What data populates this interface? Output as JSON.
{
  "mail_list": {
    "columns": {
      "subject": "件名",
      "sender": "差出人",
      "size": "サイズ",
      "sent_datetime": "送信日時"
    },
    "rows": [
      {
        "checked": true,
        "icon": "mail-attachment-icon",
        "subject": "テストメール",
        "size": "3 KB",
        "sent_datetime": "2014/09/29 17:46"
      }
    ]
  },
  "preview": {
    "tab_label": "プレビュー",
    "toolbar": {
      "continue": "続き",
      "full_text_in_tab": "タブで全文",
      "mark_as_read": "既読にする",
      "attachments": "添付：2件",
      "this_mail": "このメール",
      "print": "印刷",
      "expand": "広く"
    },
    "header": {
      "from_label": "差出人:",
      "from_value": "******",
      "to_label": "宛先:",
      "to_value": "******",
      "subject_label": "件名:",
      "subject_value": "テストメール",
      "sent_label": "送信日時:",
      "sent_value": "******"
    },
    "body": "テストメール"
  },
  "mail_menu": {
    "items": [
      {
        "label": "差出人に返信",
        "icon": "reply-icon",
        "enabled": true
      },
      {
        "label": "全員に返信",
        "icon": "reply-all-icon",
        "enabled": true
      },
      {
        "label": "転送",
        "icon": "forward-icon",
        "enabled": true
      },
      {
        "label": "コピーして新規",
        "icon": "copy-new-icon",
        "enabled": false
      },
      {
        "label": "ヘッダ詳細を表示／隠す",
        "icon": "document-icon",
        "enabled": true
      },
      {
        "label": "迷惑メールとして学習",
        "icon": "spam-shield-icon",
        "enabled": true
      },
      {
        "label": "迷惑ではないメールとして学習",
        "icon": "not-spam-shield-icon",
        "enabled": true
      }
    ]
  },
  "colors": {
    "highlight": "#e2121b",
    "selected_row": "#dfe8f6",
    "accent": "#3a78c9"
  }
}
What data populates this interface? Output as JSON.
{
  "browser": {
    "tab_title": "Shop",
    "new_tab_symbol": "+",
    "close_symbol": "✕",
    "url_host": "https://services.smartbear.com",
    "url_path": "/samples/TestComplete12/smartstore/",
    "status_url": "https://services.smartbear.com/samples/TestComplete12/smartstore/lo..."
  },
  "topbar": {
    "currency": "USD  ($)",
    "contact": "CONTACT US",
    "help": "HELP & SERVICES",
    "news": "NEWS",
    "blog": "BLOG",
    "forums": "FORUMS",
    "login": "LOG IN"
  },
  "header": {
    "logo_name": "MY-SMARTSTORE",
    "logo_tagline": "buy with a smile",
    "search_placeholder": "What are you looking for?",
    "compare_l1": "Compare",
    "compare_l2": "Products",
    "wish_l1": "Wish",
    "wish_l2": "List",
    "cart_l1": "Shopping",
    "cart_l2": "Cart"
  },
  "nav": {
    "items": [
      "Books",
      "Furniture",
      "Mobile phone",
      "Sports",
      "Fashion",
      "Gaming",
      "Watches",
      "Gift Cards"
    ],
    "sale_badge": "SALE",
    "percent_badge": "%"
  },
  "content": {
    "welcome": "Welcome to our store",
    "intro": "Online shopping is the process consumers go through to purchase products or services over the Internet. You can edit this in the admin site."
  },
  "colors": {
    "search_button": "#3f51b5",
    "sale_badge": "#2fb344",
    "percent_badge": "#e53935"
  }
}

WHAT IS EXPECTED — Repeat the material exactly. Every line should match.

SOLUTION TO THIS EXERCISE —
What data populates this interface? Output as JSON.
{
  "mail_list": {
    "columns": {
      "subject": "件名",
      "sender": "差出人",
      "size": "サイズ",
      "sent_datetime": "送信日時"
    },
    "rows": [
      {
        "checked": true,
        "icon": "mail-attachment-icon",
        "subject": "テストメール",
        "size": "3 KB",
        "sent_datetime": "2014/09/29 17:46"
      }
    ]
  },
  "preview": {
    "tab_label": "プレビュー",
    "toolbar": {
      "continue": "続き",
      "full_text_in_tab": "タブで全文",
      "mark_as_read": "既読にする",
      "attachments": "添付：2件",
      "this_mail": "このメール",
      "print": "印刷",
      "expand": "広く"
    },
    "header": {
      "from_label": "差出人:",
      "from_value": "******",
      "to_label": "宛先:",
      "to_value": "******",
      "subject_label": "件名:",
      "subject_value": "テストメール",
      "sent_label": "送信日時:",
      "sent_value": "******"
    },
    "body": "テストメール"
  },
  "mail_menu": {
    "items": [
      {
        "label": "差出人に返信",
        "icon": "reply-icon",
        "enabled": true
      },
      {
        "label": "全員に返信",
        "icon": "reply-all-icon",
        "enabled": true
      },
      {
        "label": "転送",
        "icon": "forward-icon",
        "enabled": true
      },
      {
        "label": "コピーして新規",
        "icon": "copy-new-icon",
        "enabled": false
      },
      {
        "label": "ヘッダ詳細を表示／隠す",
        "icon": "document-icon",
        "enabled": true
      },
      {
        "label": "迷惑メールとして学習",
        "icon": "spam-shield-icon",
        "enabled": true
      },
      {
        "label": "迷惑ではないメールとして学習",
        "icon": "not-spam-shield-icon",
        "enabled": true
      }
    ]
  },
  "colors": {
    "highlight": "#e2121b",
    "selected_row": "#dfe8f6",
    "accent": "#3a78c9"
  }
}
What data populates this interface? Output as JSON.
{
  "browser": {
    "tab_title": "Shop",
    "new_tab_symbol": "+",
    "close_symbol": "✕",
    "url_host": "https://services.smartbear.com",
    "url_path": "/samples/TestComplete12/smartstore/",
    "status_url": "https://services.smartbear.com/samples/TestComplete12/smartstore/lo..."
  },
  "topbar": {
    "currency": "USD  ($)",
    "contact": "CONTACT US",
    "help": "HELP & SERVICES",
    "news": "NEWS",
    "blog": "BLOG",
    "forums": "FORUMS",
    "login": "LOG IN"
  },
  "header": {
    "logo_name": "MY-SMARTSTORE",
    "logo_tagline": "buy with a smile",
    "search_placeholder": "What are you looking for?",
    "compare_l1": "Compare",
    "compare_l2": "Products",
    "wish_l1": "Wish",
    "wish_l2": "List",
    "cart_l1": "Shopping",
    "cart_l2": "Cart"
  },
  "nav": {
    "items": [
      "Books",
      "Furniture",
      "Mobile phone",
      "Sports",
      "Fashion",
      "Gaming",
      "Watches",
      "Gift Cards"
    ],
    "sale_badge": "SALE",
    "percent_badge": "%"
  },
  "content": {
    "welcome": "Welcome to our store",
    "intro": "Online shopping is the process consumers go through to purchase products or services over the Internet. You can edit this in the admin site."
  },
  "colors": {
    "search_button": "#3f51b5",
    "sale_badge": "#2fb344",
    "percent_badge": "#e53935"
  }
}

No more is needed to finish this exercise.